> **What to do**
Each record that comes next should be output exactly; pictures do not belong in the copy.

Page and application data records:
###
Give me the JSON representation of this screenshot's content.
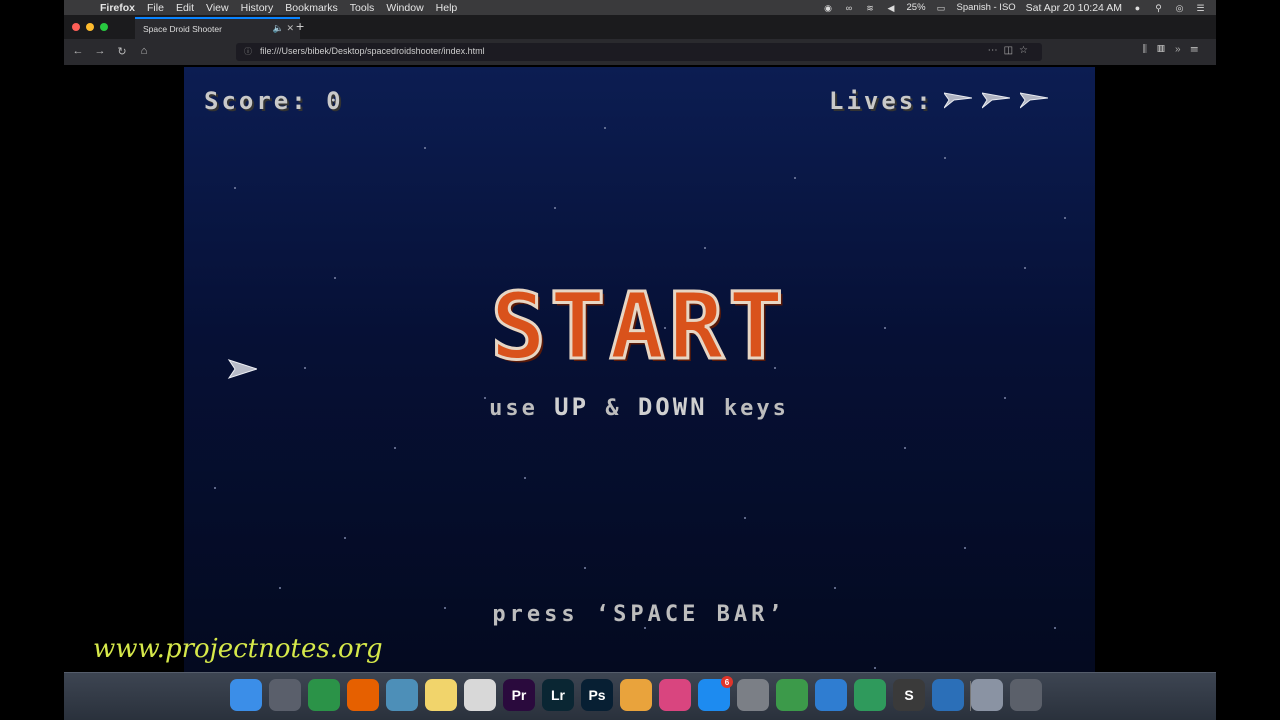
{
  "menubar": {
    "app_name": "Firefox",
    "menus": [
      "File",
      "Edit",
      "View",
      "History",
      "Bookmarks",
      "Tools",
      "Window",
      "Help"
    ],
    "battery": "25%",
    "input_source": "Spanish - ISO",
    "datetime": "Sat Apr 20  10:24 AM"
  },
  "browser": {
    "tab_title": "Space Droid Shooter",
    "url": "file:///Users/bibek/Desktop/spacedroidshooter/index.html"
  },
  "game": {
    "score_label": "Score:",
    "score_value": "0",
    "lives_label": "Lives:",
    "lives_count": 3,
    "start_title": "START",
    "instructions_use": "use",
    "instructions_up": "UP",
    "instructions_amp": "&",
    "instructions_down": "DOWN",
    "instructions_keys": "keys",
    "press_prefix": "press",
    "press_key": "‘SPACE BAR’"
  },
  "watermark": "www.projectnotes.org",
  "dock": {
    "apps": [
      {
        "name": "finder-icon",
        "label": "",
        "color": "#3b8ee8"
      },
      {
        "name": "launchpad-icon",
        "label": "",
        "color": "#5a5f6b"
      },
      {
        "name": "chrome-icon",
        "label": "",
        "color": "#2b9348"
      },
      {
        "name": "firefox-icon",
        "label": "",
        "color": "#e66000"
      },
      {
        "name": "preview-icon",
        "label": "",
        "color": "#4d8fb8"
      },
      {
        "name": "notes-icon",
        "label": "",
        "color": "#f1d46b"
      },
      {
        "name": "textedit-icon",
        "label": "",
        "color": "#d8d8d8"
      },
      {
        "name": "premiere-icon",
        "label": "Pr",
        "color": "#2a0a3d"
      },
      {
        "name": "lightroom-icon",
        "label": "Lr",
        "color": "#0a2633"
      },
      {
        "name": "photoshop-icon",
        "label": "Ps",
        "color": "#071f33"
      },
      {
        "name": "photos-icon",
        "label": "",
        "color": "#e9a33c"
      },
      {
        "name": "itunes-icon",
        "label": "",
        "color": "#d9457f"
      },
      {
        "name": "app-store-icon",
        "label": "",
        "color": "#1d8bf0",
        "badge": "6"
      },
      {
        "name": "system-preferences-icon",
        "label": "",
        "color": "#7b7f86"
      },
      {
        "name": "android-studio-icon",
        "label": "",
        "color": "#3c9a4a"
      },
      {
        "name": "xcode-icon",
        "label": "",
        "color": "#2f7dd1"
      },
      {
        "name": "security-icon",
        "label": "",
        "color": "#2f9a5c"
      },
      {
        "name": "sublime-text-icon",
        "label": "S",
        "color": "#3a3a3a"
      },
      {
        "name": "quicktime-icon",
        "label": "",
        "color": "#2b6fb8"
      },
      {
        "name": "finder-folder-icon",
        "label": "",
        "color": "#8a93a3"
      },
      {
        "name": "trash-icon",
        "label": "",
        "color": "#5b606a"
      }
    ]
  }
}
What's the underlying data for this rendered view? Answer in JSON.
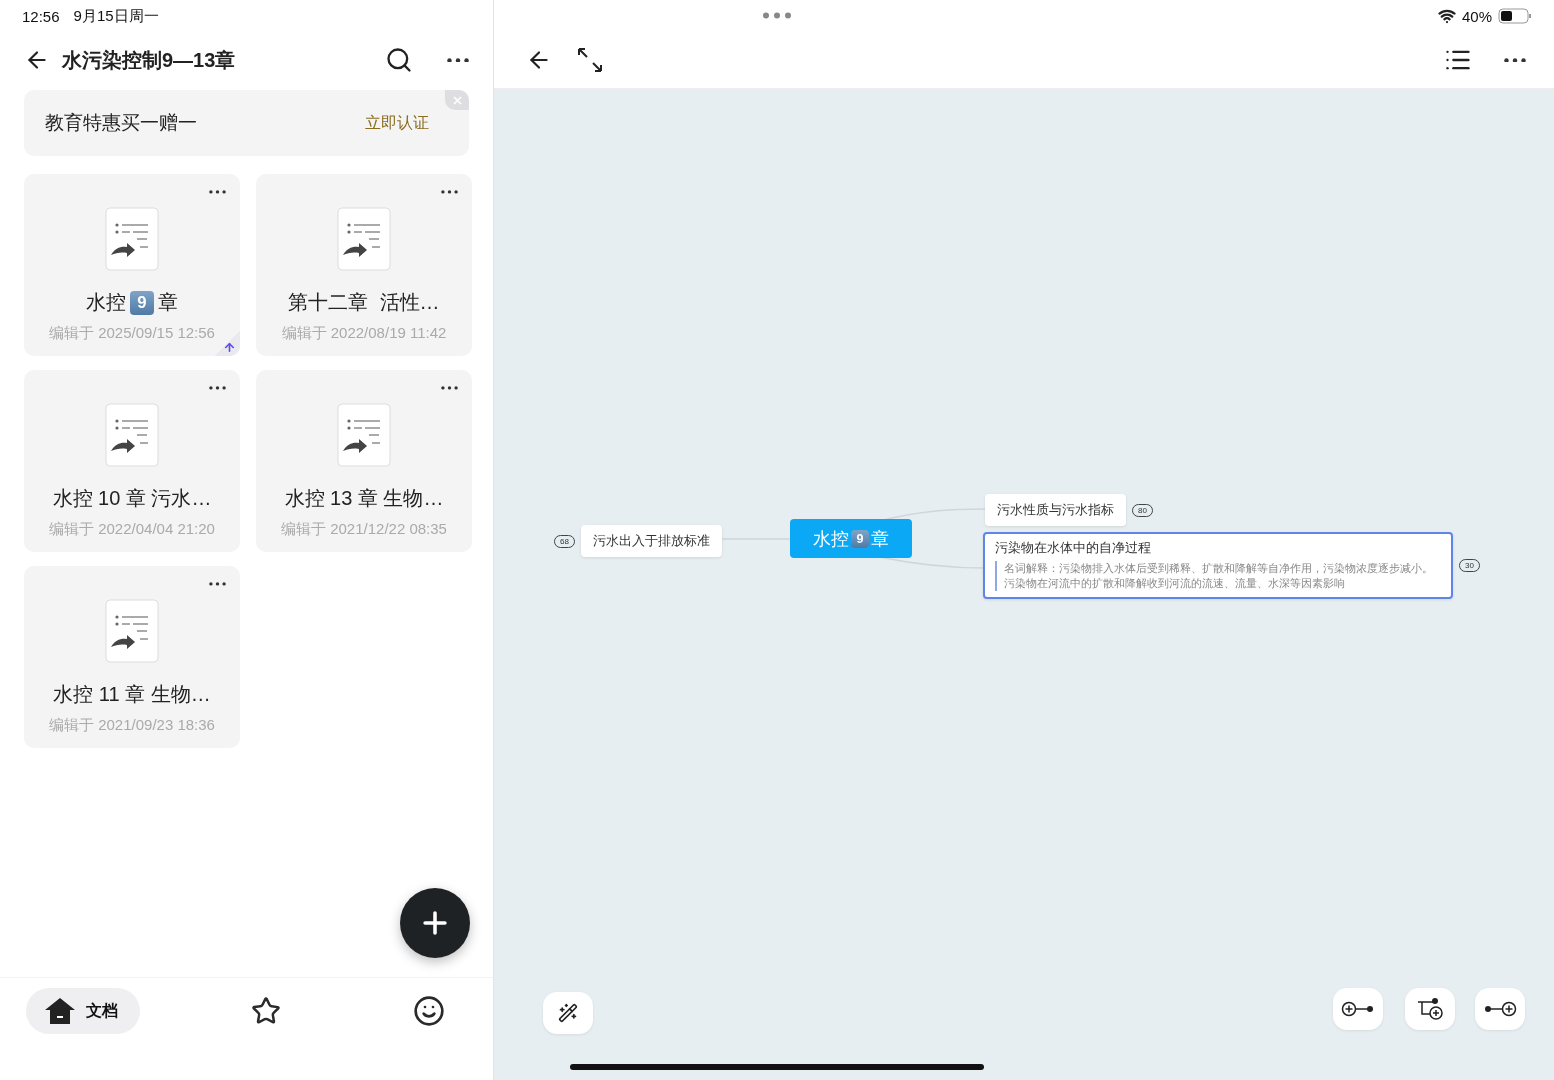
{
  "status_bar": {
    "time": "12:56",
    "date": "9月15日周一",
    "battery": "40%"
  },
  "header": {
    "title": "水污染控制9—13章"
  },
  "promo": {
    "text": "教育特惠买一赠一",
    "action": "立即认证"
  },
  "documents": [
    {
      "title": [
        {
          "kind": "plain",
          "text": "水控"
        },
        {
          "kind": "keycap",
          "text": "9"
        },
        {
          "kind": "plain",
          "text": "章"
        }
      ],
      "edited": "编辑于 2025/09/15 12:56",
      "upload_pending": true
    },
    {
      "title": [
        {
          "kind": "plain",
          "text": "第十二章  活性…"
        }
      ],
      "edited": "编辑于 2022/08/19 11:42",
      "upload_pending": false
    },
    {
      "title": [
        {
          "kind": "plain",
          "text": "水控 10 章 污水…"
        }
      ],
      "edited": "编辑于 2022/04/04 21:20",
      "upload_pending": false
    },
    {
      "title": [
        {
          "kind": "plain",
          "text": "水控 13 章 生物…"
        }
      ],
      "edited": "编辑于 2021/12/22 08:35",
      "upload_pending": false
    },
    {
      "title": [
        {
          "kind": "plain",
          "text": "水控 11 章 生物…"
        }
      ],
      "edited": "编辑于 2021/09/23 18:36",
      "upload_pending": false
    }
  ],
  "bottom_tabs": [
    {
      "kind": "home",
      "label": "文档",
      "selected": true
    },
    {
      "kind": "favorites",
      "selected": false
    },
    {
      "kind": "profile",
      "selected": false
    }
  ],
  "mind_map": {
    "root": {
      "title": [
        {
          "kind": "plain",
          "text": "水控"
        },
        {
          "kind": "keycap",
          "text": "9"
        },
        {
          "kind": "plain",
          "text": "章"
        }
      ]
    },
    "nodes": [
      {
        "kind": "left",
        "title": "污水出入于排放标准",
        "count": "68",
        "selected": false
      },
      {
        "kind": "right",
        "title": "污水性质与污水指标",
        "count": "80",
        "selected": false
      },
      {
        "kind": "right",
        "title": "污染物在水体中的自净过程",
        "note": "名词解释：污染物排入水体后受到稀释、扩散和降解等自净作用，污染物浓度逐步减小。污染物在河流中的扩散和降解收到河流的流速、流量、水深等因素影响",
        "count": "30",
        "selected": true
      }
    ]
  }
}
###
> **Written response**
Give me the JSON representation of this screenshot's content.
{
  "menubar": {
    "app_name": "Firefox",
    "menus": [
      "File",
      "Edit",
      "View",
      "History",
      "Bookmarks",
      "Tools",
      "Window",
      "Help"
    ],
    "battery": "25%",
    "input_source": "Spanish - ISO",
    "datetime": "Sat Apr 20  10:24 AM"
  },
  "browser": {
    "tab_title": "Space Droid Shooter",
    "url": "file:///Users/bibek/Desktop/spacedroidshooter/index.html"
  },
  "game": {
    "score_label": "Score:",
    "score_value": "0",
    "lives_label": "Lives:",
    "lives_count": 3,
    "start_title": "START",
    "instructions_use": "use",
    "instructions_up": "UP",
    "instructions_amp": "&",
    "instructions_down": "DOWN",
    "instructions_keys": "keys",
    "press_prefix": "press",
    "press_key": "‘SPACE BAR’"
  },
  "watermark": "www.projectnotes.org",
  "dock": {
    "apps": [
      {
        "name": "finder-icon",
        "label": "",
        "color": "#3b8ee8"
      },
      {
        "name": "launchpad-icon",
        "label": "",
        "color": "#5a5f6b"
      },
      {
        "name": "chrome-icon",
        "label": "",
        "color": "#2b9348"
      },
      {
        "name": "firefox-icon",
        "label": "",
        "color": "#e66000"
      },
      {
        "name": "preview-icon",
        "label": "",
        "color": "#4d8fb8"
      },
      {
        "name": "notes-icon",
        "label": "",
        "color": "#f1d46b"
      },
      {
        "name": "textedit-icon",
        "label": "",
        "color": "#d8d8d8"
      },
      {
        "name": "premiere-icon",
        "label": "Pr",
        "color": "#2a0a3d"
      },
      {
        "name": "lightroom-icon",
        "label": "Lr",
        "color": "#0a2633"
      },
      {
        "name": "photoshop-icon",
        "label": "Ps",
        "color": "#071f33"
      },
      {
        "name": "photos-icon",
        "label": "",
        "color": "#e9a33c"
      },
      {
        "name": "itunes-icon",
        "label": "",
        "color": "#d9457f"
      },
      {
        "name": "app-store-icon",
        "label": "",
        "color": "#1d8bf0",
        "badge": "6"
      },
      {
        "name": "system-preferences-icon",
        "label": "",
        "color": "#7b7f86"
      },
      {
        "name": "android-studio-icon",
        "label": "",
        "color": "#3c9a4a"
      },
      {
        "name": "xcode-icon",
        "label": "",
        "color": "#2f7dd1"
      },
      {
        "name": "security-icon",
        "label": "",
        "color": "#2f9a5c"
      },
      {
        "name": "sublime-text-icon",
        "label": "S",
        "color": "#3a3a3a"
      },
      {
        "name": "quicktime-icon",
        "label": "",
        "color": "#2b6fb8"
      },
      {
        "name": "finder-folder-icon",
        "label": "",
        "color": "#8a93a3"
      },
      {
        "name": "trash-icon",
        "label": "",
        "color": "#5b606a"
      }
    ]
  }
}
What's the underlying data for this rendered view? Answer in JSON.
{
  "status_bar": {
    "time": "12:56",
    "date": "9月15日周一",
    "battery": "40%"
  },
  "header": {
    "title": "水污染控制9—13章"
  },
  "promo": {
    "text": "教育特惠买一赠一",
    "action": "立即认证"
  },
  "documents": [
    {
      "title": [
        {
          "kind": "plain",
          "text": "水控"
        },
        {
          "kind": "keycap",
          "text": "9"
        },
        {
          "kind": "plain",
          "text": "章"
        }
      ],
      "edited": "编辑于 2025/09/15 12:56",
      "upload_pending": true
    },
    {
      "title": [
        {
          "kind": "plain",
          "text": "第十二章  活性…"
        }
      ],
      "edited": "编辑于 2022/08/19 11:42",
      "upload_pending": false
    },
    {
      "title": [
        {
          "kind": "plain",
          "text": "水控 10 章 污水…"
        }
      ],
      "edited": "编辑于 2022/04/04 21:20",
      "upload_pending": false
    },
    {
      "title": [
        {
          "kind": "plain",
          "text": "水控 13 章 生物…"
        }
      ],
      "edited": "编辑于 2021/12/22 08:35",
      "upload_pending": false
    },
    {
      "title": [
        {
          "kind": "plain",
          "text": "水控 11 章 生物…"
        }
      ],
      "edited": "编辑于 2021/09/23 18:36",
      "upload_pending": false
    }
  ],
  "bottom_tabs": [
    {
      "kind": "home",
      "label": "文档",
      "selected": true
    },
    {
      "kind": "favorites",
      "selected": false
    },
    {
      "kind": "profile",
      "selected": false
    }
  ],
  "mind_map": {
    "root": {
      "title": [
        {
          "kind": "plain",
          "text": "水控"
        },
        {
          "kind": "keycap",
          "text": "9"
        },
        {
          "kind": "plain",
          "text": "章"
        }
      ]
    },
    "nodes": [
      {
        "kind": "left",
        "title": "污水出入于排放标准",
        "count": "68",
        "selected": false
      },
      {
        "kind": "right",
        "title": "污水性质与污水指标",
        "count": "80",
        "selected": false
      },
      {
        "kind": "right",
        "title": "污染物在水体中的自净过程",
        "note": "名词解释：污染物排入水体后受到稀释、扩散和降解等自净作用，污染物浓度逐步减小。污染物在河流中的扩散和降解收到河流的流速、流量、水深等因素影响",
        "count": "30",
        "selected": true
      }
    ]
  }
}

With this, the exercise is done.